Thursday, April 20, 2017

Attorney Shannon Wynn: Make an equitable real estate offer with these five tips

Wynn at Law, LLC is honored to be part of more successful real estate offers than we can count since the 2008 recession. Every one of them had five components in common that made for 'clean' bids and negotiations without animosity.

1) Know what you're buying. This means getting your property inspected and making sure that your offer is based on what the inspector says. Making an offer with the inspections waived is a huge gamble with one of your largest investments… it can be done, but it takes a perfect storm of knowing the property extremely well, a bargain on the market as-is, and a knowledgeable attorney in your corner. A tip: Walk through the house with an inspector before your offer.

2) Know what it's worth. Real estate 'comps' show what similar homes have sold for in the area. A good agent will produce them for you. You can also sleuth for them on your own through public records. You'll know what the owner paid when. You can also find permits issued for renovations the current owner made so you'll know the work was locally inspected.

3) Know your seller. Is the bank selling the property? Or is the owner distressed? Or is the family selling on behalf of a decedent? Each selling situation has its own nuances. For example, the bank is less emotionally attached to a number than a long-time owner.

4) Know your own finances.
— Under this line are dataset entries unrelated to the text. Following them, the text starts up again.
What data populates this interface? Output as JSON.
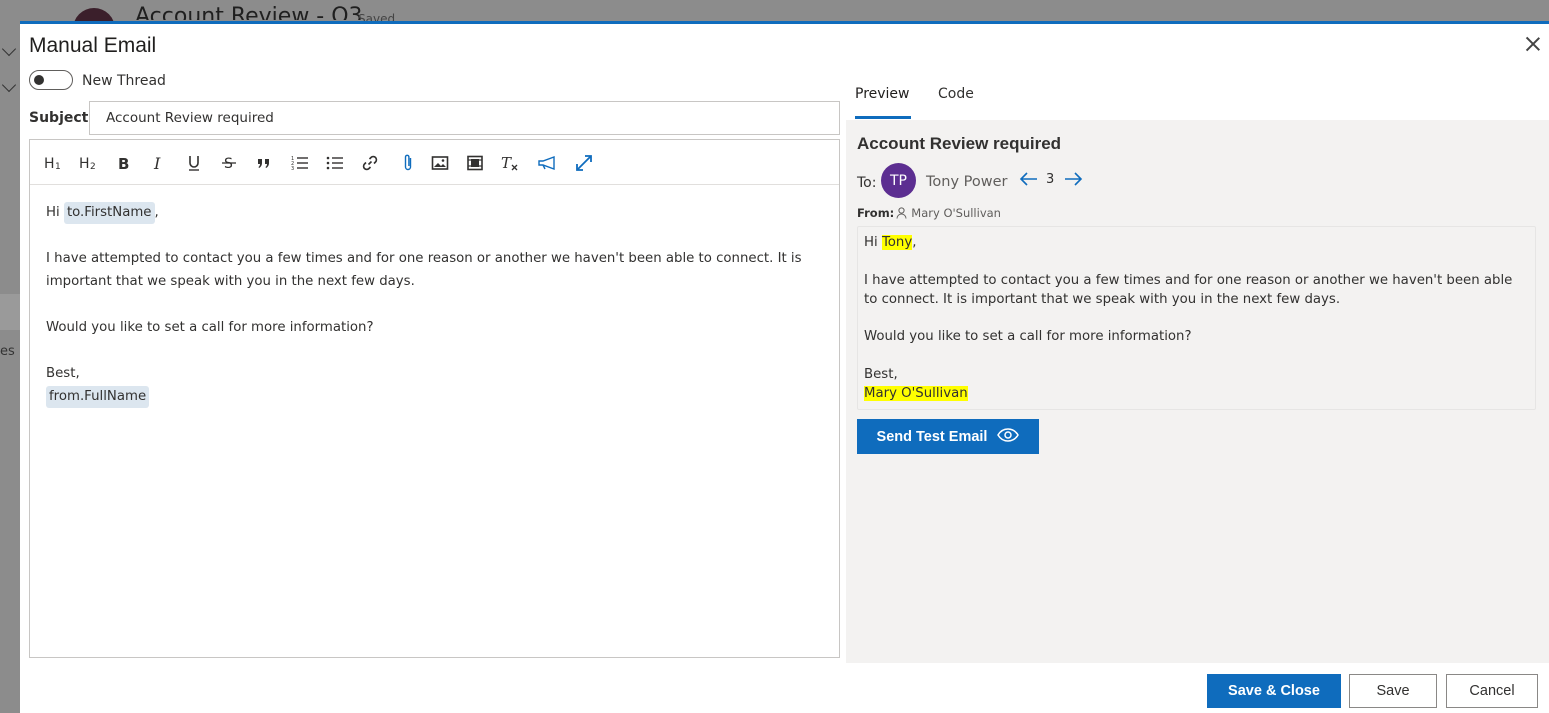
{
  "background": {
    "title": "Account Review - Q3",
    "saved": "Saved",
    "partial_text": "es"
  },
  "dialog": {
    "title": "Manual Email",
    "new_thread_label": "New Thread",
    "new_thread_on": false,
    "subject_label": "Subject",
    "subject_value": "Account Review required"
  },
  "toolbar": {
    "items": [
      "heading-1",
      "heading-2",
      "bold",
      "italic",
      "underline",
      "strikethrough",
      "quote",
      "numbered-list",
      "bulleted-list",
      "link",
      "attachment",
      "image",
      "video",
      "clear-formatting",
      "megaphone",
      "expand"
    ]
  },
  "editor": {
    "greeting": "Hi",
    "to_token": "to.FirstName",
    "comma": ",",
    "paragraph1": "I have attempted to contact you a few times and for one reason or another we haven't been able to connect. It is important that we speak with you in the next few days.",
    "paragraph2": "Would you like to set a call for more information?",
    "signoff": "Best,",
    "from_token": "from.FullName"
  },
  "tabs": {
    "preview": "Preview",
    "code": "Code",
    "active": "preview"
  },
  "preview": {
    "subject": "Account Review required",
    "to_label": "To:",
    "recipient_initials": "TP",
    "recipient_name": "Tony Power",
    "recipient_index": "3",
    "from_label": "From:",
    "sender_name": "Mary O'Sullivan",
    "greeting": "Hi",
    "first_name": "Tony",
    "comma": ",",
    "paragraph1": "I have attempted to contact you a few times and for one reason or another we haven't been able to connect. It is important that we speak with you in the next few days.",
    "paragraph2": "Would you like to set a call for more information?",
    "signoff": "Best,",
    "signature": "Mary O'Sullivan",
    "send_test_label": "Send Test Email"
  },
  "footer": {
    "save_close": "Save & Close",
    "save": "Save",
    "cancel": "Cancel"
  },
  "colors": {
    "accent": "#0f6cbd",
    "avatar": "#5c2e91",
    "highlight": "#ffff00",
    "token_bg": "#dce6ef"
  }
}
Offer c-a-s-h. This is true whether it is your cash, or a lender's money. From the bank’s perspective in a foreclosure or distressed property, by placing a cash offer they view you as not subject to financing. Regardless of whether it's bank-owned or family-owned property, the seller's been previously dealing with offers that involve financing.

5) Know your real estate attorney. Wynn at Law LLC knows the real estate in southeast Wisconsin, most of the agents and many of the local lenders. As we mentioned in a previous article, the sooner in the home-buying process our firm is involved, the more we can assist in a smooth, legally sound transaction.
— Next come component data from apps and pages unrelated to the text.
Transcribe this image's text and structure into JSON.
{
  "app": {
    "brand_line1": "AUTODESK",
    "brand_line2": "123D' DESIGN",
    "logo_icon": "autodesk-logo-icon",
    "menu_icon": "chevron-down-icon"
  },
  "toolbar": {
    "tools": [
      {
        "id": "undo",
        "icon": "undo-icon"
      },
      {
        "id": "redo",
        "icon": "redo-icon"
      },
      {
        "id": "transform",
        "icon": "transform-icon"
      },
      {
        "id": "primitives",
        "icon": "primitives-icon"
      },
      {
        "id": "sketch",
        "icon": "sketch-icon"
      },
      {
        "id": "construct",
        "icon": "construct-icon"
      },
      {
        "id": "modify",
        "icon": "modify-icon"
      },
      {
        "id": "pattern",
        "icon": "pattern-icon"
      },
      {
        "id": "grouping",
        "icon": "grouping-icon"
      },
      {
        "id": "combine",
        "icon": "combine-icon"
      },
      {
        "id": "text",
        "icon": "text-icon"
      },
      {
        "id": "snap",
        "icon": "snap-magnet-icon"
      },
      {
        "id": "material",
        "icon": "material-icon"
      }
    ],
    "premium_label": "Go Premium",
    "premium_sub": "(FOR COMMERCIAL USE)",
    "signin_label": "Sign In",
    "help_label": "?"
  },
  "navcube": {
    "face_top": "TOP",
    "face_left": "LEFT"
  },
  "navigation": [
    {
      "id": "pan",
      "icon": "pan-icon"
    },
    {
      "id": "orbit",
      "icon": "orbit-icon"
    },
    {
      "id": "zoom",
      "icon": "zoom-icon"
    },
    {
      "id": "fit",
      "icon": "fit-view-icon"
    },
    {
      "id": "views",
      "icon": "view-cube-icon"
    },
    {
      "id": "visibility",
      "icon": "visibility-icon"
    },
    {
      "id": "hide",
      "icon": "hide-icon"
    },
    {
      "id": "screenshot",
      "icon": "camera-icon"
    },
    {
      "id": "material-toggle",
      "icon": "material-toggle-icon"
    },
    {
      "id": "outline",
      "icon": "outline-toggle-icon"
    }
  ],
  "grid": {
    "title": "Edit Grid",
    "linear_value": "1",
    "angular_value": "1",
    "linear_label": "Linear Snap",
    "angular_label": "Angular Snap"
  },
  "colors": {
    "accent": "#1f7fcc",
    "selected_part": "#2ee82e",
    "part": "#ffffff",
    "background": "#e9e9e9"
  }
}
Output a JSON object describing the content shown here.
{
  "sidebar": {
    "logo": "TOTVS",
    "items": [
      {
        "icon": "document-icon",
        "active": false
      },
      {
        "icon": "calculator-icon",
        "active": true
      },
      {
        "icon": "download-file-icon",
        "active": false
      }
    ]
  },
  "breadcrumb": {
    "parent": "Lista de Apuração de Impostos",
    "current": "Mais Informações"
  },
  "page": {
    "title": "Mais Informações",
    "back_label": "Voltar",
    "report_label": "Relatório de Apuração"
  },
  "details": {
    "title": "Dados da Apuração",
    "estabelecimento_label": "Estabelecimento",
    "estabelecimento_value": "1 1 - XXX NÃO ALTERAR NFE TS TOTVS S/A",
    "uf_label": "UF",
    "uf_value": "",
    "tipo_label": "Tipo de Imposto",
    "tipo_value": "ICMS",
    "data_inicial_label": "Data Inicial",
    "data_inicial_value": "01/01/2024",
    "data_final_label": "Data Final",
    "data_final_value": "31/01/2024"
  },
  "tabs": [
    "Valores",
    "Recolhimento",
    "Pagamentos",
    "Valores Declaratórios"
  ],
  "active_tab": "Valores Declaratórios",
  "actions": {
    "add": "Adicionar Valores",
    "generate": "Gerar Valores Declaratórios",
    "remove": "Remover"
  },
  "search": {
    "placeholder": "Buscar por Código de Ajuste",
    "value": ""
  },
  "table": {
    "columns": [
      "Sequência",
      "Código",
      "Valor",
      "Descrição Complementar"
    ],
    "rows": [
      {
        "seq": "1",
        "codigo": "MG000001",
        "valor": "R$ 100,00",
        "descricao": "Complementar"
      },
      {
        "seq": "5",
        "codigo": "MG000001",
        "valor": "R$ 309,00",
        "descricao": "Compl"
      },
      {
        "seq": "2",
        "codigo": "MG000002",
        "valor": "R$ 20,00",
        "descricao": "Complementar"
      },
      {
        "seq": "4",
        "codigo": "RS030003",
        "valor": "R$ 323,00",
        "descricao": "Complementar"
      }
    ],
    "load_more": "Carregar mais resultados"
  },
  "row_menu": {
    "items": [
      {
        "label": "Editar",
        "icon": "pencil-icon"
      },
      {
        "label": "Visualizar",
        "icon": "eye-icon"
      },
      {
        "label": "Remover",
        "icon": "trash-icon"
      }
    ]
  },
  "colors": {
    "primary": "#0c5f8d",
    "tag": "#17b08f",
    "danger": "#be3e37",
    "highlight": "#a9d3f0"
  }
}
The fair comes in August

Remember our article on honesty? If you're low-balling an offer just for the sake of doing it, think twice. This tactic can burn your bridges with local realty professionals and homeowners alike. 'Fair' isn't really a real estate term. It's a subjective concept: What's fair to the seller or the buyer or the bank are not likely to be the same. Wynn at Law LLC sees the best offers as being equitable, rather than fair. From our experience, the only 'fair' upon which there is objective agreement is the one at the fairgrounds in August.

*The content and material in this original post is for informational purposes only and does not constitute legal advice.

 Photo by Andy Dean, used with permission.

Thursday, April 6, 2017

Attorney Shannon Wynn: Don’t cash out your IRA to avoid bankruptcy

Bankruptcy filing – or the prospect of it – usually puts Wynn at Law LLC clients in full-out panic mode. One of the most alarming, last-ditch, hail-Mary ideas coming from this desperation is to cash out a retirement plan to avoid bankruptcy court. In some cases, people can ‘borrow’ against their company retirement plan, usually a 401(k). This is as dangerous as cashing out to cover the financial struggle.

Don’t. Touch. This. Money.

Retirement money is tax-exempt until you touch it. If you touch it too early, you’ll be subject to taxes and penalties. Here’s a primer on a few of those consequences:

·         If you put the money in after paying taxes on it – like in a Roth IRA – you’ll pay tax on the earnings and a 10 percent penalty if the IRA is less than five years old and the owner is younger than age 59 ½.

·         If you put the money in tax free – like in a regular IRA or a 401(k) – the entire distribution is subject to income tax at your current rate, plus the 10 percent IRS penalty if the owner is younger than age 59 ½.

A tax specialist or accountant will give you clearer instruction on your particular situation’s consequences. Wynn at Law LLC is concerned about those immediate consequences, and the long-term ones. It’s your retirement income you’re putting in jeopardy. You’re mortgaging your entire future! If you leverage this nest egg to avoid bankruptcy filing today, you may have just kicked the can down the road, facing potential bankruptcy in your retirement years.

In almost every case, your qualified retirement plan is EXEMPT from your bankruptcy filing anyway. You get to keep the plan, your creditors don’t. But this goes back to a message from an earlier Wynn at Law LLC article on honesty: You have to disclose that your own a retirement account. It’s still going to be your retirement nest egg, they can’t touch it, but you can’t hide it.

*The content and material in this original post is for informational purposes only and does not constitute legal advice.

 Photo by Barbara Reddoch, used with permission.